The wild turkey is the largest North American wild game bird. It is a heavy-bodied, gallinaceous (chicken-like) bird. Its appearance is more streamlined than its domestic counterpart, with longer legs and neck and a smaller, flatter head.
Turkeys eat acorns, fruit, seeds and sometimes grasshoppers and even small snakes!
The weight of a wild turkey varies with age and sex. The females, or hens, generally weigh between 8 and 14 pounds. Male turkeys, called gobbler, weigh between 15 and 28 pounds.
Turkeys are weak fliers and prefer to avoid danger by running. They roost in trees at night. The increase or decrease in light intensity is the stimulus that causes then to ascend to or descent from their roosts.
The color of naked head and neck areas of the turkey may change. A pale color indicates the turkey is disturbed or frightened. Bright red is a response to a threat and blue is seen during courtship.
Turkeys are not native to the Black Hills. Because of intense hunting pressure and destruction of their forest habitat, turkey populations were threatened nationwide. In an effort to ensure the survival of the species, wild game managers introduced turkeys into areas of suitable habitat. The Black Hills is a place where the introduction of turkeys was successful.

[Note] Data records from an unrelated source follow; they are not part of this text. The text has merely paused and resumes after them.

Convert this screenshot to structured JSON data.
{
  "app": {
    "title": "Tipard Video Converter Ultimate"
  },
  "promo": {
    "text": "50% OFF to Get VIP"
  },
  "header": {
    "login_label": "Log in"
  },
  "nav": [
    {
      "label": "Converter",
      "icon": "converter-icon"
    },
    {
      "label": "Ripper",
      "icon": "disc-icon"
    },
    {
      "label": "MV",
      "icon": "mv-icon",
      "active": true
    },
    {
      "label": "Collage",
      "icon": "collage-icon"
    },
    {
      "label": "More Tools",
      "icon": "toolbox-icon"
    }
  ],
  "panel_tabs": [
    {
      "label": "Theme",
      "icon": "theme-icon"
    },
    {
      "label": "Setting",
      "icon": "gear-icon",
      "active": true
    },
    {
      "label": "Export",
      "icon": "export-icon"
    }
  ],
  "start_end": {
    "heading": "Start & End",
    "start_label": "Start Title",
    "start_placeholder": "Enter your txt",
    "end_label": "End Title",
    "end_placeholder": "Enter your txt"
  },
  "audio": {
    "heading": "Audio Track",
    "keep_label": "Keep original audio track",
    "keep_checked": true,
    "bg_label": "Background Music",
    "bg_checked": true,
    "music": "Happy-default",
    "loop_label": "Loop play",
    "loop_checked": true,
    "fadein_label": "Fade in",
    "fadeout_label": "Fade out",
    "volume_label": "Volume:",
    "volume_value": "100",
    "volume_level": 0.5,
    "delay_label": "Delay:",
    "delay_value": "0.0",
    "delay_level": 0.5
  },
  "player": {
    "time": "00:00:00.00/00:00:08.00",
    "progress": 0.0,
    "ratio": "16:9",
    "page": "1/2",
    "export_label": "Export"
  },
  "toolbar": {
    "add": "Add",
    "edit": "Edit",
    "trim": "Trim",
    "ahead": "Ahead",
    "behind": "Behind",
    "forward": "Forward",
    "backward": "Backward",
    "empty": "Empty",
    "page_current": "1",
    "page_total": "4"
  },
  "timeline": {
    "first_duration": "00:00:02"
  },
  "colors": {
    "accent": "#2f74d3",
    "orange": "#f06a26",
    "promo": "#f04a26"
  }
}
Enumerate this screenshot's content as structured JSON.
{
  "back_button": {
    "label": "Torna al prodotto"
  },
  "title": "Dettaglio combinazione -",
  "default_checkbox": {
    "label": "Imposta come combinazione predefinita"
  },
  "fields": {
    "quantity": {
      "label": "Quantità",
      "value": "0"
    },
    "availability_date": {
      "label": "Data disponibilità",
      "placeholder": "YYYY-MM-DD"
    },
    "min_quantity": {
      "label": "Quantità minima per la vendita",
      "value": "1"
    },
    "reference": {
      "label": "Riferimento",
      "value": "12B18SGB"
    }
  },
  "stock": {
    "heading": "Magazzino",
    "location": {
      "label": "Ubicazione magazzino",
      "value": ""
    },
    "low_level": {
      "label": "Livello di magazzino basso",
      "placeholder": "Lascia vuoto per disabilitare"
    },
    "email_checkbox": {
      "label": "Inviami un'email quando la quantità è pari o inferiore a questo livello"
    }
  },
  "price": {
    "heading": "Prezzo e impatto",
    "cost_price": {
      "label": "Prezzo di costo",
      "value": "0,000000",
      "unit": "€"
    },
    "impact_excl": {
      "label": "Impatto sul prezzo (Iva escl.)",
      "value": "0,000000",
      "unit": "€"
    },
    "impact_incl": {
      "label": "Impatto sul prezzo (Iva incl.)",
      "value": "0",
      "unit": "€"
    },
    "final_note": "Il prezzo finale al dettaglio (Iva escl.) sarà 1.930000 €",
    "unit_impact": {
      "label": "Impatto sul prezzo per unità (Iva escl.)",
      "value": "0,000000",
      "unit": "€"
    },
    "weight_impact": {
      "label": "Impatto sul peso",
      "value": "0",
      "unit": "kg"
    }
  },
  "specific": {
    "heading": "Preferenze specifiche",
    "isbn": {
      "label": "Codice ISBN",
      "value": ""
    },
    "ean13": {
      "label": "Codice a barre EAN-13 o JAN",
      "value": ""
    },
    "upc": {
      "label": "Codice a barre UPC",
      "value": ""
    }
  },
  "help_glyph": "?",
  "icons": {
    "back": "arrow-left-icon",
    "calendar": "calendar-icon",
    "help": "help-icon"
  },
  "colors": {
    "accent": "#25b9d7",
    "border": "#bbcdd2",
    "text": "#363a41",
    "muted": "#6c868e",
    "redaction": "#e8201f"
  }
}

Wild turkeys are sometimes seen in Wind Cave National Park along Highway 87 in Reeves Gulch and along County Road 101, south of the park near the Buffalo Gap.